Every family seems to have its passions and its secrets, but the Greek-American family in this book seems to have more than its fair share of them. LOVE Park is both funny and moving, and I enjoyed it tremendously.
—CHARLES BAXTER, author of National Book Award finalist The Feast of Love
LOVE Park is a love letter to Philadelphia. The prose soars with joy and longing in this must-read debut by Jim Zervanos, who discovers poignancy and beauty not only in our murals, sculptures and architecture but also through the intimate journey of the novel’s hero. Zervanos has shown me a new Philadelphia, one that’s recognizable but richer in his imagination.
—LARRY PLATT, editor-in-chief of Philadelphia magazine and author of Only the Strong Survive: The Odyssey of Allen Iverson
I have often wondered why we Greek Americans have not produced writers like the young Saul Bellow. I think we now have one.
—HELEN PAPANIKOLAS, author of The Time of the Little Black Bird
LOVE Park is a Greek-American The Graduate, featuring a disaffected protagonist who has dreams of grandeur and a sexy widow who is his Mrs. Robinson. But beyond that, this engrossing debut novel is also an ode to the city of Philadelphia, and a tribute to forgiveness and the power of brotherly love.
—ELENI GAGE, author of North of Ithaca
I’ve lived here twenty years, and in my pea-brain, Philadelphia’s go-to ethnicity has always been Italian. Yes, the pale WASPs still rule the Main Line, but for me Philadelphia is all Italian, all the time. Or it was, until I fell deeply into LOVE Park, Jim Zervanos’s well-written, heartfelt novel about a Greek Gen-X-er’s coming of age in the era of skateboards, AIDS, bisexuality, and olive-oil-scented Mrs. Robinsons who dig boys and their dads (even when they happen to be Greek Orthodox priests). Read and discover a whole new flavor of Philadelphia story—one full of dolmades, not cannoli. Who knew?
—KELLY SIMMONS, author of Standing Still and The Bird House
LOVE Park may be for the City of Brotherly Love what cult classic Confederacy of Dunces was to the Big Easy. Jim Zervanos memorializes Philadelphia the way Woody Allen does New York. In this book, art imitates life, and LOVE Park pledges allegiance to the art of Philly. Perhaps boding fortuitously for Zervanos, he achieves in life what John Kennedy Toole did only in death.
—MISCHA GERACOULIS, the Levantine Review
LOVE Park brilliantly portrays a Greek-American family living just outside Philadelphia, adeptly exploring their inner dynamics and family secrets.
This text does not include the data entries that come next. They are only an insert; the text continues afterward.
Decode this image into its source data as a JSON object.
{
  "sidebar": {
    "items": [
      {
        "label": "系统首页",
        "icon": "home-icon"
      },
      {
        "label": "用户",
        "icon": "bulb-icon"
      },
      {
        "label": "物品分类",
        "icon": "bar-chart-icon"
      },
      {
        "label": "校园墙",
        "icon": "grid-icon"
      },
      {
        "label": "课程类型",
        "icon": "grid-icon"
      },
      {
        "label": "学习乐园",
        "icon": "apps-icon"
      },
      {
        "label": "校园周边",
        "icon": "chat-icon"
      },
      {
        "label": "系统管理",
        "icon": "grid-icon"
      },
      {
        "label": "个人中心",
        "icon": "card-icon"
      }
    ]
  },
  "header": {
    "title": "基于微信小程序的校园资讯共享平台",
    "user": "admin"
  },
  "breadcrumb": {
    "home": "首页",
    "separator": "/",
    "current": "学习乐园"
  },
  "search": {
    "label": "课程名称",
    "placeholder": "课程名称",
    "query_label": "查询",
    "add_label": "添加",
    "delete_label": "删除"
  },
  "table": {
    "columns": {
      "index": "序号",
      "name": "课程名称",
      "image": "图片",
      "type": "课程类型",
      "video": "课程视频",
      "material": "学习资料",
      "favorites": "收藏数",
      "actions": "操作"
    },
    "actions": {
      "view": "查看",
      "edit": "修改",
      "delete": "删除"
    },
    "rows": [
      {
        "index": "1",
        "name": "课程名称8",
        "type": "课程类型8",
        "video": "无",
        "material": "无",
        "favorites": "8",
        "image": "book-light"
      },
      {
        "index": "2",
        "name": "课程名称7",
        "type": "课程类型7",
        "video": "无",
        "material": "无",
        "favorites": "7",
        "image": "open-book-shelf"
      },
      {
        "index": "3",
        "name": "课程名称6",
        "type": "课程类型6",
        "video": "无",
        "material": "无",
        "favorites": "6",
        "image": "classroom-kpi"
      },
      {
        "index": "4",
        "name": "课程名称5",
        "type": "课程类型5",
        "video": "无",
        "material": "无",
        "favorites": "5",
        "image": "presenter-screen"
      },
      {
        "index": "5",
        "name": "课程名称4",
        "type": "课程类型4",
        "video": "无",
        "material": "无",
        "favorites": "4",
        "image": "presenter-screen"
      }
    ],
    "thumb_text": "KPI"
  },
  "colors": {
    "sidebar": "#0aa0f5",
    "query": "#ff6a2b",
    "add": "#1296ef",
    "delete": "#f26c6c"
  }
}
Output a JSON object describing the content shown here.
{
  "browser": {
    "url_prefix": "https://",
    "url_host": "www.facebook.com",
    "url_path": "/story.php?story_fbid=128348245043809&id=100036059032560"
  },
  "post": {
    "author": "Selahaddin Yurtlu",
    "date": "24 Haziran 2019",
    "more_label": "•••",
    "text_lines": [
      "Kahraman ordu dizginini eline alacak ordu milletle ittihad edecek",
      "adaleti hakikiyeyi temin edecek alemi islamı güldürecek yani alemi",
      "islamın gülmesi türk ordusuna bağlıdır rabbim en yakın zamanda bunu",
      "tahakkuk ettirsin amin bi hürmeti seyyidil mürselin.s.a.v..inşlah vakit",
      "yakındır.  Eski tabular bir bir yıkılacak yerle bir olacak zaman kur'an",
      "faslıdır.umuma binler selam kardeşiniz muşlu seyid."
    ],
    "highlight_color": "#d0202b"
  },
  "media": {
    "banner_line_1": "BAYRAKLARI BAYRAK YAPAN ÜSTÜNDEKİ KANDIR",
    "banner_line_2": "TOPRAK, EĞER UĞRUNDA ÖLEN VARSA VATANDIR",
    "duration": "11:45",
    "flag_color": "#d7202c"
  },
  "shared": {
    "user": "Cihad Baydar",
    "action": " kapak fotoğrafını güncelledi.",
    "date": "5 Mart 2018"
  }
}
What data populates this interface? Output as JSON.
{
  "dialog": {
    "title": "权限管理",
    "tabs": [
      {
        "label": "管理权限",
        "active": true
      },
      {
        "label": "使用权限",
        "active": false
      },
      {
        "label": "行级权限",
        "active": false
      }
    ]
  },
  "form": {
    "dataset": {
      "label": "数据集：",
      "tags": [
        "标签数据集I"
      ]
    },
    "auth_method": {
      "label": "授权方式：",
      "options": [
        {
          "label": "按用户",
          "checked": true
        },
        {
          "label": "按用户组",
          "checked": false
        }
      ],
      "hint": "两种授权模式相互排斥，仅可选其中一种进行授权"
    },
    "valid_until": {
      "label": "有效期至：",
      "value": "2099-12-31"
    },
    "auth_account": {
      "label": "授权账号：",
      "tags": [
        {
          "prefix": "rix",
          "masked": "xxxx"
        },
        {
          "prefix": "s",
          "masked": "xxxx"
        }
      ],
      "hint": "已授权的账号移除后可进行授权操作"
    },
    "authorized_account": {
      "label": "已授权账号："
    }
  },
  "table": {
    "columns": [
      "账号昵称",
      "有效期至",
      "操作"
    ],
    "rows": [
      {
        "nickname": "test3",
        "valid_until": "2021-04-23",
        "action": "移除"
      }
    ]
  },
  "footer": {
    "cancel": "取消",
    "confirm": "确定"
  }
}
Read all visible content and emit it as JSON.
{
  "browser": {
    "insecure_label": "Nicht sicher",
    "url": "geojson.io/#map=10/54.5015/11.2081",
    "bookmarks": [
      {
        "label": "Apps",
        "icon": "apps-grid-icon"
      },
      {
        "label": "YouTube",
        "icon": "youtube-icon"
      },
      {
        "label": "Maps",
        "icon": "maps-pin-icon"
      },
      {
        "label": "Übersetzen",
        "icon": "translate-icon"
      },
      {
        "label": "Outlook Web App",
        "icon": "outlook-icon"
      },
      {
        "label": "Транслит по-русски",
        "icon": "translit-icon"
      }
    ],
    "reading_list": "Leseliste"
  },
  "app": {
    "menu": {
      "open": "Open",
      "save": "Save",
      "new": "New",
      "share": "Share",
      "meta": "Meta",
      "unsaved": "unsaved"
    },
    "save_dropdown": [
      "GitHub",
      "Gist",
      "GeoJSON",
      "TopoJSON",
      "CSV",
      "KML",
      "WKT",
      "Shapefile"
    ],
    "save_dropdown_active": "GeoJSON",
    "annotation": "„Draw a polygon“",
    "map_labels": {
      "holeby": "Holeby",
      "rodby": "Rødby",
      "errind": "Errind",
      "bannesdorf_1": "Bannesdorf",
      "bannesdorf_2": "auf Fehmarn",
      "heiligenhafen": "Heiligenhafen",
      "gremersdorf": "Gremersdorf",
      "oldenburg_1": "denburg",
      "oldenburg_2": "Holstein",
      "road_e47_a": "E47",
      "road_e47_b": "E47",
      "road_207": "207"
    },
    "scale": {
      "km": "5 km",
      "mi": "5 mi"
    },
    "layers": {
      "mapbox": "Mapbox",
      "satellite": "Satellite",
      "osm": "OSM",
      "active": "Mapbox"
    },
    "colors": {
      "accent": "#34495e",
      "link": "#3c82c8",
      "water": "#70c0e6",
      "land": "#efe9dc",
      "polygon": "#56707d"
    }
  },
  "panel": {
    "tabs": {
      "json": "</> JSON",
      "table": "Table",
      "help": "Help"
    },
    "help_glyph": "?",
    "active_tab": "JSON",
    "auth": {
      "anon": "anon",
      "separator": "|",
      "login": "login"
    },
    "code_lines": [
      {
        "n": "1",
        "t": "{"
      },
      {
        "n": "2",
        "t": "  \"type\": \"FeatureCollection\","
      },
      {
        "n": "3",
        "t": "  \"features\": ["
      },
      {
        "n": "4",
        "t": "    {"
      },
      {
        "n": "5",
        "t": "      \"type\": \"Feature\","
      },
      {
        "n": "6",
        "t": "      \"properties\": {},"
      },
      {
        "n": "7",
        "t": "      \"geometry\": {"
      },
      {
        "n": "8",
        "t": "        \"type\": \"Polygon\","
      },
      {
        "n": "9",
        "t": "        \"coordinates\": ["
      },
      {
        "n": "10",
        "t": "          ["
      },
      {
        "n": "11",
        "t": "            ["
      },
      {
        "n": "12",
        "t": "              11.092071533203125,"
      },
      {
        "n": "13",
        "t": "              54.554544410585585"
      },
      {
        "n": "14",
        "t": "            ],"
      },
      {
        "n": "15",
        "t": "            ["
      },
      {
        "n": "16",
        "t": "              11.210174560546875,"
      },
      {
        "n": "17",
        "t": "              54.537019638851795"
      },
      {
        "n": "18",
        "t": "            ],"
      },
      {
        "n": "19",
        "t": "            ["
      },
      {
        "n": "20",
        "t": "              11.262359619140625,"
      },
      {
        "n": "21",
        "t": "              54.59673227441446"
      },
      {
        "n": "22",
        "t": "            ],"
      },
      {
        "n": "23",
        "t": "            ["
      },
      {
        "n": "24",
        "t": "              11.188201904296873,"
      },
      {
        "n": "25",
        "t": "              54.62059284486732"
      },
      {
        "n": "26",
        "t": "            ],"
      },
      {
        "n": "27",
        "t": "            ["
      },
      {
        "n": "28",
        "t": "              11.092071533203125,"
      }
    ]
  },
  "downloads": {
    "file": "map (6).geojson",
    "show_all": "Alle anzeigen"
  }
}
Philadelphia plays a major role as the backdrop to the story as Jim brings to life its streets and public art (this reader learned one or two things about the city from this book, adding to an already considerable trivial knowledge). Highly recommended.
—CHRISTOPHER MUNDEN, editor of Philly Fiction